Repair, reuse and refurbishment of electronic products is already a common feature in off-grid energy markets, but what are the benefits?
Improving repairability extends the lifecycle of the product, resulting in less electronic waste, reduced material use and lower transportation costs, thus making it a cheaper and more environmentally friendly option. Local entrepreneurs can also build skills to grow their businesses, generating employment and economic growth.
Why not just build products that can be more easily repaired?
The new European standard for the assessment of repairability, reusability and upgradeability, has introduced steps for increasing the sustainability of electronic and electrical products. This presents the off-grid solar sector with an opportunity to draw inspiration from and lead in improving repairability.
Many manufacturers are already embracing repair, while adopting or adapting supportive business models depending on their individual circumstances and products. There is no one-size-fits-all solution, nor does increased repairability mean a reduction in payment security or user safety.
There are widespread challenges to improving repairability in off-grid markets, but there are short-term pathways that would demonstrate the off-grid solar industry’s commitment to the right to repair.

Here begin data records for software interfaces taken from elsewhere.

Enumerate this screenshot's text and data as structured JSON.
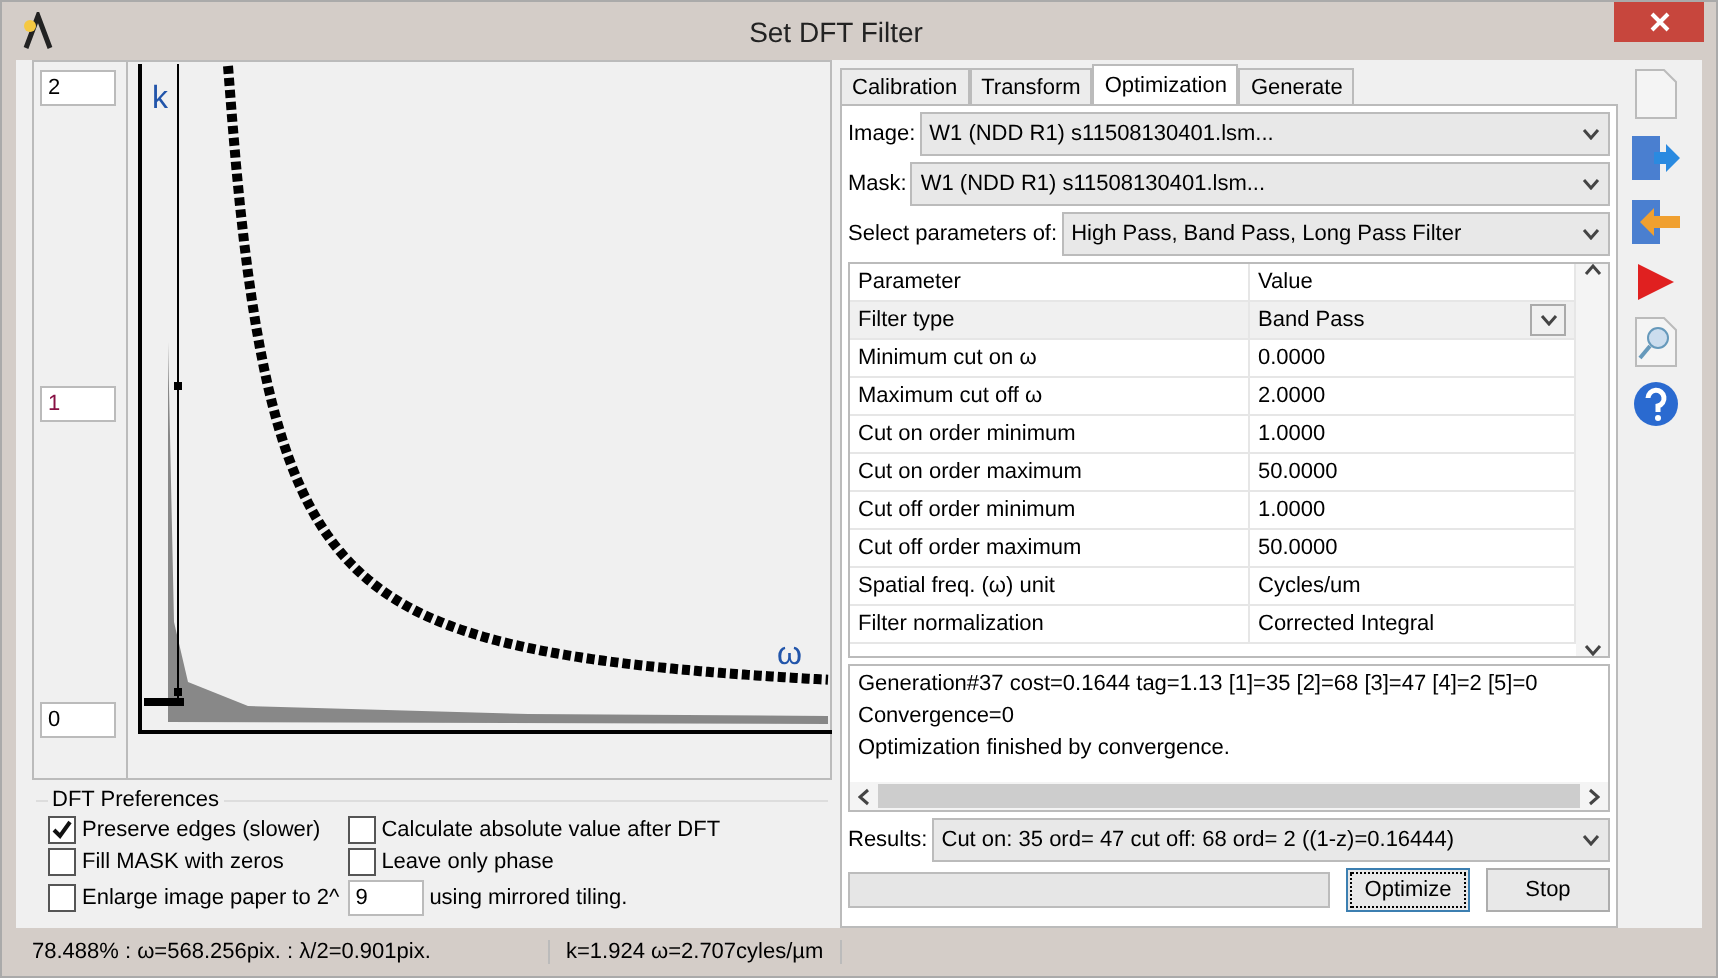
{
  "window": {
    "title": "Set DFT Filter"
  },
  "plot": {
    "scale_fields": [
      "2",
      "1",
      "0"
    ],
    "y_label": "k",
    "x_label": "ω"
  },
  "preferences": {
    "title": "DFT Preferences",
    "options": [
      {
        "label": "Preserve edges (slower)",
        "checked": true
      },
      {
        "label": "Calculate absolute value after DFT",
        "checked": false
      },
      {
        "label": "Fill MASK with zeros",
        "checked": false
      },
      {
        "label": "Leave only phase",
        "checked": false
      },
      {
        "label": "Enlarge image paper to 2^",
        "checked": false
      }
    ],
    "power_value": "9",
    "tiling_label": "using mirrored tiling."
  },
  "tabs": [
    {
      "label": "Calibration",
      "selected": false
    },
    {
      "label": "Transform",
      "selected": false
    },
    {
      "label": "Optimization",
      "selected": true
    },
    {
      "label": "Generate",
      "selected": false
    }
  ],
  "selectors": [
    {
      "label": "Image:",
      "value": "W1 (NDD R1) s11508130401.lsm..."
    },
    {
      "label": "Mask:",
      "value": "W1 (NDD R1) s11508130401.lsm..."
    },
    {
      "label": "Select parameters of:",
      "value": "High Pass, Band Pass, Long Pass Filter"
    }
  ],
  "table": {
    "columns": [
      "Parameter",
      "Value"
    ],
    "rows": [
      {
        "parameter": "Filter type",
        "value": "Band Pass",
        "kind": "dropdown",
        "selected": true
      },
      {
        "parameter": "Minimum cut on ω",
        "value": "0.0000",
        "kind": "text",
        "selected": false
      },
      {
        "parameter": "Maximum cut off ω",
        "value": "2.0000",
        "kind": "text",
        "selected": false
      },
      {
        "parameter": "Cut on order minimum",
        "value": "1.0000",
        "kind": "text",
        "selected": false
      },
      {
        "parameter": "Cut on order maximum",
        "value": "50.0000",
        "kind": "text",
        "selected": false
      },
      {
        "parameter": "Cut off order minimum",
        "value": "1.0000",
        "kind": "text",
        "selected": false
      },
      {
        "parameter": "Cut off order maximum",
        "value": "50.0000",
        "kind": "text",
        "selected": false
      },
      {
        "parameter": "Spatial freq. (ω) unit",
        "value": "Cycles/um",
        "kind": "text",
        "selected": false
      },
      {
        "parameter": "Filter normalization",
        "value": "Corrected Integral",
        "kind": "text",
        "selected": false
      }
    ]
  },
  "log": [
    "Generation#37 cost=0.1644 tag=1.13 [1]=35 [2]=68 [3]=47 [4]=2 [5]=0",
    "Convergence=0",
    "Optimization finished by convergence."
  ],
  "results": {
    "label": "Results:",
    "value": "Cut on: 35 ord= 47 cut off: 68 ord= 2 ((1-z)=0.16444)"
  },
  "progress": {
    "level": 0
  },
  "buttons": [
    {
      "label": "Optimize",
      "focused": true
    },
    {
      "label": "Stop",
      "focused": false
    }
  ],
  "status_bar": [
    "78.488% : ω=568.256pix. : λ/2=0.901pix.",
    "k=1.924 ω=2.707cyles/µm"
  ]
}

First and foremost, creating standardisation and certification schemes will ensure manufacturers innovate more easily repairable products. This, along with enhanced reporting, will improve the wider understanding of repairability. With readily available information, access to these innovative technologies can be expanded to rural and off-grid settings.
Repair should be a fundamental feature for off-grid appliances – more so than for the conventional appliance market. Innovators such as Lorentz, Mango Solar and Innovex are already proving the business case. Following suit will help build better energy access and more resilient local economies.
To learn more, read Efficiency for Access and the University of Edinburgh’s new working paper ‘Pathways to Repair in the Global Off-Grid Solar Sector’.
This blog has been adapted from the original, authored by Rowan Spear and Jamie Cross, University of Edinburgh, Jeremy Tait, Tait Consulting, and Richa Goyal, Energy Saving Trust, co-Secretariat, Efficiency for Access Coalition.